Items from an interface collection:
┏━━
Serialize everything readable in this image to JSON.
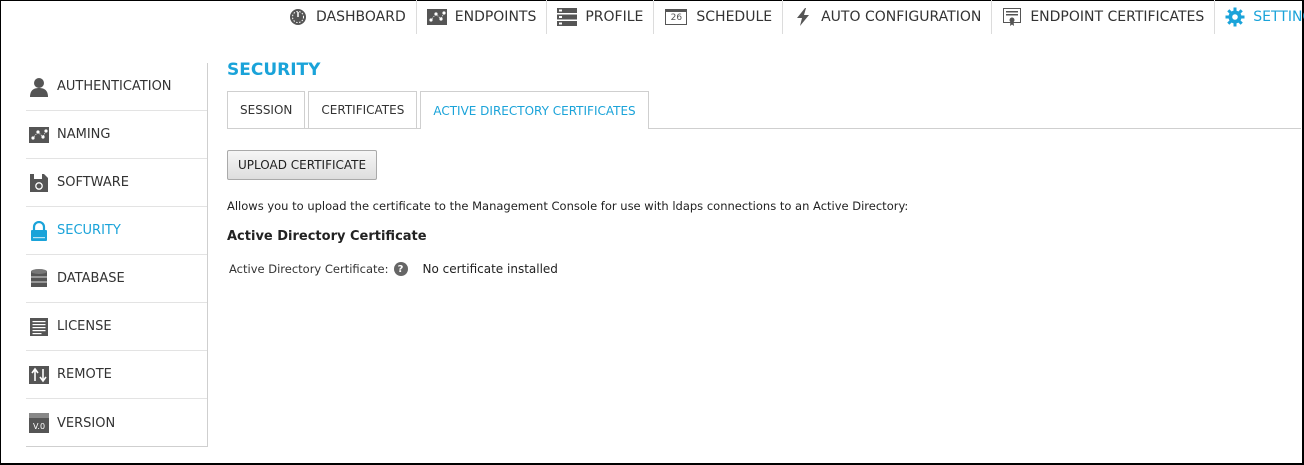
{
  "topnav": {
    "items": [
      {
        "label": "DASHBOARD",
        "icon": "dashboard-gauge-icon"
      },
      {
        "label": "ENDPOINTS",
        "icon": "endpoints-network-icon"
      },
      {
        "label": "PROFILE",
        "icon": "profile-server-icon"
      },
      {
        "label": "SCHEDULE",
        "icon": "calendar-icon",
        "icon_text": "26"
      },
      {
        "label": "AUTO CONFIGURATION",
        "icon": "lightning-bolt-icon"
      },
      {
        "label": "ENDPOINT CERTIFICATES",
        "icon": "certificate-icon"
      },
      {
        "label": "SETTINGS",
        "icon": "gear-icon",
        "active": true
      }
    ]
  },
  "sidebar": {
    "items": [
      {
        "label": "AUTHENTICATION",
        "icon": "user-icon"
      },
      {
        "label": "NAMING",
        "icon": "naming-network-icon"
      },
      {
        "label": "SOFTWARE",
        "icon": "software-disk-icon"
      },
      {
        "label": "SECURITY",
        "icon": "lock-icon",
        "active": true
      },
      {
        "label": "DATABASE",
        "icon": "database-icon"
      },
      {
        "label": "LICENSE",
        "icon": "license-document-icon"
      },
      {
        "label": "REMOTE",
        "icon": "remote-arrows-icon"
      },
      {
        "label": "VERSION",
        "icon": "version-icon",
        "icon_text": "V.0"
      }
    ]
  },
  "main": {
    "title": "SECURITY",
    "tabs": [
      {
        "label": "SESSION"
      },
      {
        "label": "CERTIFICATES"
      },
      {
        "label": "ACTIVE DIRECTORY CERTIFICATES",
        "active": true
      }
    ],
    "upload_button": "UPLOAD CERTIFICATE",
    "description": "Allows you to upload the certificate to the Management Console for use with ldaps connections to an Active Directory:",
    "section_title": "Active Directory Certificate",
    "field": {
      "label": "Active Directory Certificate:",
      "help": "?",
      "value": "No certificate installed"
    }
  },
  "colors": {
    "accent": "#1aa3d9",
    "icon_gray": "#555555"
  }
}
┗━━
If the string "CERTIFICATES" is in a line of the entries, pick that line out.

        "label": "ENDPOINT CERTIFICATES",
        "label": "CERTIFICATES"
        "label": "ACTIVE DIRECTORY CERTIFICATES",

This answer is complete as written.